"Pretty cool I get to go. [There's] really no reason why I couldn't," Lucan laughed. "It's cool I get to see my mates after missing out on school."
On Monday, the youth and his parents took St John's to the High Court over its decision to suspend him for refusing to cut his hair.
On Friday, Justice David Collins ruled in Lucan's favour.
Lucan had been out of school during the contested case and, though he was allowed back this week, he was told he wouldn't be allowed to attend the school ball.
Late yesterday, that decision was reversed.
Lucan said he wasn't plotting any special hair-do for the ball.
"I'm just going to tie it up in a bun like normal."

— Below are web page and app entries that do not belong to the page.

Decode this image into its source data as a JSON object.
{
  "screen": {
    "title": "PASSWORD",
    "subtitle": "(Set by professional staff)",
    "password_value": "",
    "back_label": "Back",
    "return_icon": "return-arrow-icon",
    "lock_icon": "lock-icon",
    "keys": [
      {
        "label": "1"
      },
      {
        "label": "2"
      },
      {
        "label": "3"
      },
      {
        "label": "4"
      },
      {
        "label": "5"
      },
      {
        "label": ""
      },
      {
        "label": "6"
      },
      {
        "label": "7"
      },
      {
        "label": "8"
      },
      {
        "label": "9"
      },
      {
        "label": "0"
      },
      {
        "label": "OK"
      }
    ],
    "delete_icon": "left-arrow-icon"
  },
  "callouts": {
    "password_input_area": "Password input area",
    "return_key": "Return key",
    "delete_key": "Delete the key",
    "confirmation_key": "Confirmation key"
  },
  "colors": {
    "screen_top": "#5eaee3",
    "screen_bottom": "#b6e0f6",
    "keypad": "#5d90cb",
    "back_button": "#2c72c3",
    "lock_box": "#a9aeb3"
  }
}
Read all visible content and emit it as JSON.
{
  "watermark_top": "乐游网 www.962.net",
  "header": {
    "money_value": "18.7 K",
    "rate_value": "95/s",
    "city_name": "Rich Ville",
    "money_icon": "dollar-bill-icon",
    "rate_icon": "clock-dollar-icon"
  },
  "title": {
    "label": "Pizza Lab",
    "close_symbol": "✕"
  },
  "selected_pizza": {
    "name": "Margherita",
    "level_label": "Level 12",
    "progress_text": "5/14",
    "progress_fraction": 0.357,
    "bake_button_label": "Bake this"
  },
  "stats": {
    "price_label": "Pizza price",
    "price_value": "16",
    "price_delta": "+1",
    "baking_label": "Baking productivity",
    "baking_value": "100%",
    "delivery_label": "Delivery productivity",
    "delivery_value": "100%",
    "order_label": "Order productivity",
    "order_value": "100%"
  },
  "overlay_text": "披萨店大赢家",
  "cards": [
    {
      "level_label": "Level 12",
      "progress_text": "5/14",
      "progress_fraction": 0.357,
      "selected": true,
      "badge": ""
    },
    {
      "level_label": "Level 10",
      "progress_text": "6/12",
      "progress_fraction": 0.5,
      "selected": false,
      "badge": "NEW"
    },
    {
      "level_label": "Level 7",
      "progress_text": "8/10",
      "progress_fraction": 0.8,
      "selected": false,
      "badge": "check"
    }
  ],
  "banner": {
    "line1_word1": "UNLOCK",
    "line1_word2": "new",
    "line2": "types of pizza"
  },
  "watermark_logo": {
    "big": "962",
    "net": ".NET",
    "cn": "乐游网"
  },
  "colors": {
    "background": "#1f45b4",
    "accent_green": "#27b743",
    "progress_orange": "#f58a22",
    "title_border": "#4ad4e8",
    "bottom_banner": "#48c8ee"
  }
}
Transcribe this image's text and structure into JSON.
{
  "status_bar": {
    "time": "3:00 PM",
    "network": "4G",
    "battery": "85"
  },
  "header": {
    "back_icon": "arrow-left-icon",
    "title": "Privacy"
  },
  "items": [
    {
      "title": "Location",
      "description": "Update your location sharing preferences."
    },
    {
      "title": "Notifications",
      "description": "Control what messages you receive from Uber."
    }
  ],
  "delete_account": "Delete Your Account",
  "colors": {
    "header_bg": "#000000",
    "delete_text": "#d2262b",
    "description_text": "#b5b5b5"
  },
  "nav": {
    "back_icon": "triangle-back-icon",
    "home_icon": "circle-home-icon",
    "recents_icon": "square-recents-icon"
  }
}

In good spirits, Lucan held a pre-ball gathering for friends at his Napier home and said it was good to "suit up" again, but not to attend court this time.
As for a lucky lady, the 16-year-old said there wasn't anyone special.
"Nah, not taking a date. Girls take too long to get ready. Just gonna go with mates."
Lucan's father, Troy Battison, said the family had been subjected to "hurtful" criticisms but were also overwhelmed by the backing they had received.
"Honestly, the support from the Hawke's Bay area and past teachers has been phenomenal.
"I mean, criticisms are going to come from people who don't know what the full story is. And Lucan's only 16; he doesn't listen to talkback radio or anything like that so he doesn't pay attention to criticisms. It's stuff that goes over his shoulder," Battison said.
Lucan, a Year 12 student, returned to St John's on Wednesday after Justice Collins asked the college to take the student back until a decision could be reached.
"We've just left it at that," said Troy Battison.
- by Brooke Bath